CIVICUS, a global civil society alliance, Asian Forum for Human Rights and Development (FORUM-ASIA) and Asian Human Rights Commission (AHRC) are gravely concerned about the use of disproportionate force during demonstrations led by the main opposition party in Dhaka on 28 October 2023. Our organisations call for an independent and impartial investigation into the violations and for the authorities to respect the right to freedom of peaceful assembly.
On 28 October 2023, a huge demonstration was held in Dhaka led by the main opposition party, the Bangladesh Nationalist Party (BNP). Tens of thousands of BNP members and supporters participated in the rally, demanding a neutral caretaker government to oversee the scheduled January 2024 national elections and the resignation of Prime Minister Sheikh Hasina.
According to reports, the protest became violent as the police used disproportionate force, including stun grenades, tear gas, and rubber bullets against the demonstrators. Many protesters were also assaulted by the police. At least one BNP member was killed and nearly a hundred individuals were injured in the clashes between BNP members and the police. One police officer was also reportedly killed, numerous others were injured, vehicles were torched, and the police claim that BNP members were involved in acts of vandalism. However, news reports also mentioned that two individuals wearing a police vest set fire to a bus.
On 29 October, the Secretary General of BNP, Mirza Fakhrul Islam Alamgir, was arrested by the police . Over a thousand persons, primarily opposition activists and leaders, have been detained. According to reports, Dhaka Metropolitan Police registered nearly 28 different cases against BNP members linked to the protests.
The recurring use of excessive and disproportionate force by the police, particularly directed against the political opposition, to disrupt and curtail their right to peaceful assembly is deeply worrying.
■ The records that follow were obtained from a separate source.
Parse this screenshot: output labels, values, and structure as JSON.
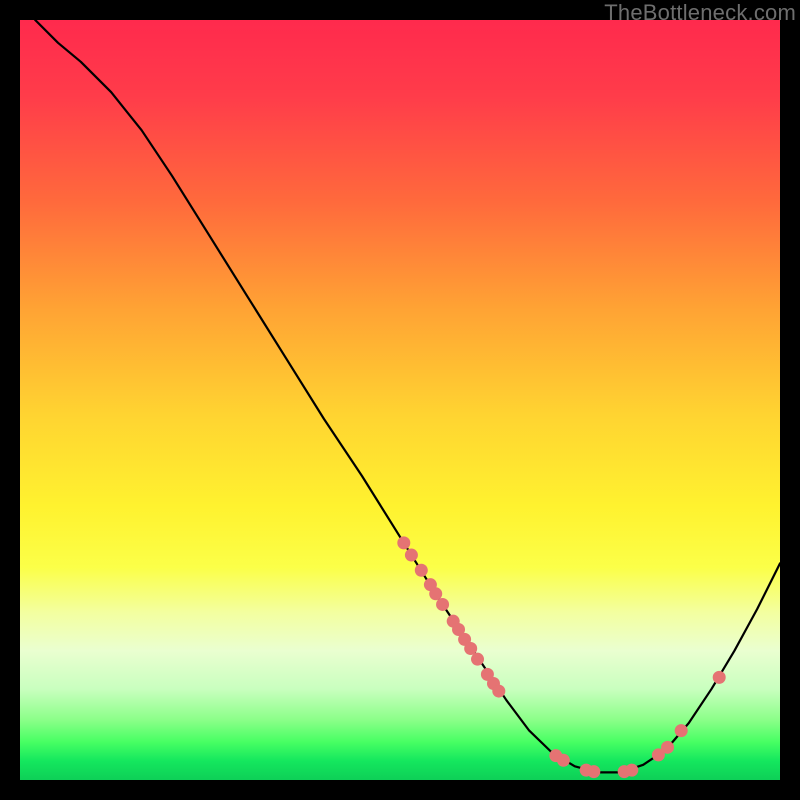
{
  "watermark": "TheBottleneck.com",
  "colors": {
    "curve": "#000000",
    "dot_fill": "#e57373",
    "dot_stroke": "#df6c6c"
  },
  "chart_data": {
    "type": "line",
    "title": "",
    "xlabel": "",
    "ylabel": "",
    "xlim": [
      0,
      100
    ],
    "ylim": [
      0,
      100
    ],
    "curve": [
      {
        "x": 2.0,
        "y": 100.0
      },
      {
        "x": 5.0,
        "y": 97.0
      },
      {
        "x": 8.0,
        "y": 94.5
      },
      {
        "x": 12.0,
        "y": 90.5
      },
      {
        "x": 16.0,
        "y": 85.5
      },
      {
        "x": 20.0,
        "y": 79.5
      },
      {
        "x": 25.0,
        "y": 71.5
      },
      {
        "x": 30.0,
        "y": 63.5
      },
      {
        "x": 35.0,
        "y": 55.5
      },
      {
        "x": 40.0,
        "y": 47.5
      },
      {
        "x": 45.0,
        "y": 40.0
      },
      {
        "x": 50.0,
        "y": 32.0
      },
      {
        "x": 55.0,
        "y": 24.0
      },
      {
        "x": 60.0,
        "y": 16.5
      },
      {
        "x": 64.0,
        "y": 10.5
      },
      {
        "x": 67.0,
        "y": 6.5
      },
      {
        "x": 70.0,
        "y": 3.6
      },
      {
        "x": 73.0,
        "y": 1.8
      },
      {
        "x": 76.0,
        "y": 1.0
      },
      {
        "x": 79.0,
        "y": 1.0
      },
      {
        "x": 82.0,
        "y": 2.0
      },
      {
        "x": 85.0,
        "y": 4.0
      },
      {
        "x": 88.0,
        "y": 7.5
      },
      {
        "x": 91.0,
        "y": 12.0
      },
      {
        "x": 94.0,
        "y": 17.0
      },
      {
        "x": 97.0,
        "y": 22.5
      },
      {
        "x": 100.0,
        "y": 28.5
      }
    ],
    "series": [
      {
        "name": "cluster-mid-slope",
        "type": "scatter",
        "points": [
          {
            "x": 50.5,
            "y": 31.2
          },
          {
            "x": 51.5,
            "y": 29.6
          },
          {
            "x": 52.8,
            "y": 27.6
          },
          {
            "x": 54.0,
            "y": 25.7
          },
          {
            "x": 54.7,
            "y": 24.5
          },
          {
            "x": 55.6,
            "y": 23.1
          },
          {
            "x": 57.0,
            "y": 20.9
          },
          {
            "x": 57.7,
            "y": 19.8
          },
          {
            "x": 58.5,
            "y": 18.5
          },
          {
            "x": 59.3,
            "y": 17.3
          },
          {
            "x": 60.2,
            "y": 15.9
          },
          {
            "x": 61.5,
            "y": 13.9
          },
          {
            "x": 62.3,
            "y": 12.7
          },
          {
            "x": 63.0,
            "y": 11.7
          }
        ]
      },
      {
        "name": "cluster-valley",
        "type": "scatter",
        "points": [
          {
            "x": 70.5,
            "y": 3.2
          },
          {
            "x": 71.5,
            "y": 2.6
          },
          {
            "x": 74.5,
            "y": 1.3
          },
          {
            "x": 75.5,
            "y": 1.1
          },
          {
            "x": 79.5,
            "y": 1.1
          },
          {
            "x": 80.5,
            "y": 1.3
          },
          {
            "x": 84.0,
            "y": 3.3
          },
          {
            "x": 85.2,
            "y": 4.3
          },
          {
            "x": 87.0,
            "y": 6.5
          }
        ]
      },
      {
        "name": "point-right-rise",
        "type": "scatter",
        "points": [
          {
            "x": 92.0,
            "y": 13.5
          }
        ]
      }
    ]
  }
}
The actions by the police appear to contravene international law and standards, including the UN Basic Principles on the Use of Force and Firearms by Law Enforcement Officials.
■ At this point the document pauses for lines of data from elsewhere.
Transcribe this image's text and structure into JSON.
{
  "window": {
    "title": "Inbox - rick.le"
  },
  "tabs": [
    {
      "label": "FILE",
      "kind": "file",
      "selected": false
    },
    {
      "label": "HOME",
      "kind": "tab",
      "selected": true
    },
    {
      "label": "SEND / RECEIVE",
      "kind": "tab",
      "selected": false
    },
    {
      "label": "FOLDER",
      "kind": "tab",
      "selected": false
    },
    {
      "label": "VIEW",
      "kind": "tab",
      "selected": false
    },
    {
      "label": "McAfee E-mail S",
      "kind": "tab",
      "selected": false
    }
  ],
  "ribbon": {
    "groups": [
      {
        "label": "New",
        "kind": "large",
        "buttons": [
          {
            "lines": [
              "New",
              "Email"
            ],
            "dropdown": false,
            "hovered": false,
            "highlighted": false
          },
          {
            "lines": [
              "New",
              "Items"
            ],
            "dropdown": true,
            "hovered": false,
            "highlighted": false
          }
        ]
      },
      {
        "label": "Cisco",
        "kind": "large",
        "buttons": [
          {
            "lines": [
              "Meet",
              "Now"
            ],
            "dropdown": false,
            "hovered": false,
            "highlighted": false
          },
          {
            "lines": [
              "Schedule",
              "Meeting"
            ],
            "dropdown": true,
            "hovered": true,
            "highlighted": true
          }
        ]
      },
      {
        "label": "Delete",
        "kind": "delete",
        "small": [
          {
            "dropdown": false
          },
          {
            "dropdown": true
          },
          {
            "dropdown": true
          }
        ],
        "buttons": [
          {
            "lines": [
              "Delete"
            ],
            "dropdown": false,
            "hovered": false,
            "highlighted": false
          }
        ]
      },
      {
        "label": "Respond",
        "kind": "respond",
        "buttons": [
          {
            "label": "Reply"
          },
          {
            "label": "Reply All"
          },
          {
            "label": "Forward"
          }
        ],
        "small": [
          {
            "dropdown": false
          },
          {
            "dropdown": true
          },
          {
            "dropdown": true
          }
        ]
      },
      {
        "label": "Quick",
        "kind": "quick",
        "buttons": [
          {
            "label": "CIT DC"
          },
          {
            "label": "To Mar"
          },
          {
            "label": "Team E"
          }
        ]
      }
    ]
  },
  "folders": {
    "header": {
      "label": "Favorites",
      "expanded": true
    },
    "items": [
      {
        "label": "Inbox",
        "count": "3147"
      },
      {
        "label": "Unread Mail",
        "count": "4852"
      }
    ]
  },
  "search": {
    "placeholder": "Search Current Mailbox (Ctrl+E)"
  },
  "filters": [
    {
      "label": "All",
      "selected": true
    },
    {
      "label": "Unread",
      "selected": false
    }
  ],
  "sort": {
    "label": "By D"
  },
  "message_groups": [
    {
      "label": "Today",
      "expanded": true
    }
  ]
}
Ahead of the 28 October rally, the police initiated arbitrary arrests and conducted raids targeting BNP supporters, leading to a reported detention of hundreds. Journalists also faced attacks during the protests, with reports also indicating that the Bangladesh Telecommunication Regulatory Commission issued a directive to telecom operators to either shut down or reduce internet services in the vicinity of the protests.
Bangladesh was added to the CIVICUS Monitor Watchlist in September 2023. In the run-up to the national elections, there has been an escalating crackdown on the opposition, marked by thousands of fabricated cases filed against its supporters and raids on their residences. The government has also repeatedly targeted human rights defenders, exemplified by the conviction of Adilur Rahman Khan and ASM Nasiruddin Elan of human rights group Odhikar, while simultaneously stifling critical media and journalists.
The draconian Digital Security Act (DSA), known for its overbroad and vague provisions that empowered the authorities to police online spaces and target critics and journalists, has been replaced by the new Cyber Security Act that largely retains DSA’s repressive offences. The government continues to use enforced disappearances as a tool to suppress political movements and silence dissenting voices, creating a climate of fear in the country.
Our organisations urge the Awami League government to end its crackdown against the political opposition and civil society and to take steps to ensure that the upcoming elections are conducted in a secure and peaceful environment, respecting and promoting political plurality and the expression of diverse views, while upholding fundamental rights and freedoms. We also call on the international community to increase its pressure on the Bangladesh government to adhere to the rule of law and end the crackdown on civic space.